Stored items

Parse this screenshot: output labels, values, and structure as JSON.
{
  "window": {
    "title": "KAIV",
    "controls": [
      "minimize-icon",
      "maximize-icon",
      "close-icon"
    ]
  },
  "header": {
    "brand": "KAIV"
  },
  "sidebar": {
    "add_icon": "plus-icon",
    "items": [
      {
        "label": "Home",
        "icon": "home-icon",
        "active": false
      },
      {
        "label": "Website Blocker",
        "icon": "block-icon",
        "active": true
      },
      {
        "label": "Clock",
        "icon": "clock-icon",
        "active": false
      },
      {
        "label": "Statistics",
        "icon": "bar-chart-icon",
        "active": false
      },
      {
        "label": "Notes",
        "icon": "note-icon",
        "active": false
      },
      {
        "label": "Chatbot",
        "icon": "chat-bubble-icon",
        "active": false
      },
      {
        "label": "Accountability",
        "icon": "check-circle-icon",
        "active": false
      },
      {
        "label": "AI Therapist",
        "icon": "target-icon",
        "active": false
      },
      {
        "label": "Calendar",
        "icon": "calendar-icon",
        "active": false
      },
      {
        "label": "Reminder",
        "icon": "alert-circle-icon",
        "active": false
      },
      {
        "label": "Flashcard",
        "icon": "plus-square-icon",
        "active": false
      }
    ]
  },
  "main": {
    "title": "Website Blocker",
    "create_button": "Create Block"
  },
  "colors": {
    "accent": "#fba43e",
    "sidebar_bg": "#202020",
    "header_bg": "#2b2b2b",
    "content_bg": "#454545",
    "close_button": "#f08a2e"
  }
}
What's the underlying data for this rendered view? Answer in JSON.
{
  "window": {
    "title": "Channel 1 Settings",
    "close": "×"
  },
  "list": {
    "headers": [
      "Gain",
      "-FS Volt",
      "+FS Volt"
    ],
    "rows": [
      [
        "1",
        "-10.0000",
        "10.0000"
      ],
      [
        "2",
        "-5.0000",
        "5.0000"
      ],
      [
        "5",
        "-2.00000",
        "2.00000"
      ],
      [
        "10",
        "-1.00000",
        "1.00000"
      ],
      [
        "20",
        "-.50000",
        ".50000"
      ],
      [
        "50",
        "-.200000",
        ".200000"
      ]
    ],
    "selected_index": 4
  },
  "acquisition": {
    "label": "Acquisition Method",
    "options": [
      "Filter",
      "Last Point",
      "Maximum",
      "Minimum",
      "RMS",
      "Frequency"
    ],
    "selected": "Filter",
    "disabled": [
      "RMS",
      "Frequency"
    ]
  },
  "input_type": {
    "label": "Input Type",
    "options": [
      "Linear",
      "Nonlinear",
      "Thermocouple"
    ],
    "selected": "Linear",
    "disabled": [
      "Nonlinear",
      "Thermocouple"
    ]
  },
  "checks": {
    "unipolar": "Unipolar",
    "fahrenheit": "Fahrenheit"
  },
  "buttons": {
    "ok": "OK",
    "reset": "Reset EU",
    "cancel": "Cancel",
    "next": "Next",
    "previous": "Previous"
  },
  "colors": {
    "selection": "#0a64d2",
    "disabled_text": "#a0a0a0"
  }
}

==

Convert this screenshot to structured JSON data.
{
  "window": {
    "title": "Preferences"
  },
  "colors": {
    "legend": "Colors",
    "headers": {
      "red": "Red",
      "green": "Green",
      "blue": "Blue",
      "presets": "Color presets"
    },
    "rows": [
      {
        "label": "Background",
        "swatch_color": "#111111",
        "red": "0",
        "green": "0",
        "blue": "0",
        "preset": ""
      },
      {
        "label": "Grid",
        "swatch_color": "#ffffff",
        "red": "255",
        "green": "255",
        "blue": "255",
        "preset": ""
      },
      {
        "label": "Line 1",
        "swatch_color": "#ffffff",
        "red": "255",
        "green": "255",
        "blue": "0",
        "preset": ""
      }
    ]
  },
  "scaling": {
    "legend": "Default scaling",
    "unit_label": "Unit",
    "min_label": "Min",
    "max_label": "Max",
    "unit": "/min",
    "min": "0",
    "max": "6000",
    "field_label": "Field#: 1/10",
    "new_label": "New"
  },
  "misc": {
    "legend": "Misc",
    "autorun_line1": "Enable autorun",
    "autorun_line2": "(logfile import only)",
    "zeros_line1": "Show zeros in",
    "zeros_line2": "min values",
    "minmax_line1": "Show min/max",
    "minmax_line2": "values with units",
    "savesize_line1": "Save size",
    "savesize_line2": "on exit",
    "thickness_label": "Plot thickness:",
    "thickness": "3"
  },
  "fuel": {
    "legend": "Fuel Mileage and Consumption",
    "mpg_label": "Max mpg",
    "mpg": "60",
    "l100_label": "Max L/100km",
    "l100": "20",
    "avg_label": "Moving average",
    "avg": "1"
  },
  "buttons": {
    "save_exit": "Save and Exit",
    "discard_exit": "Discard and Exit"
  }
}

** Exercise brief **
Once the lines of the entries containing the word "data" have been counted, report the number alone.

** Answer to this task **
2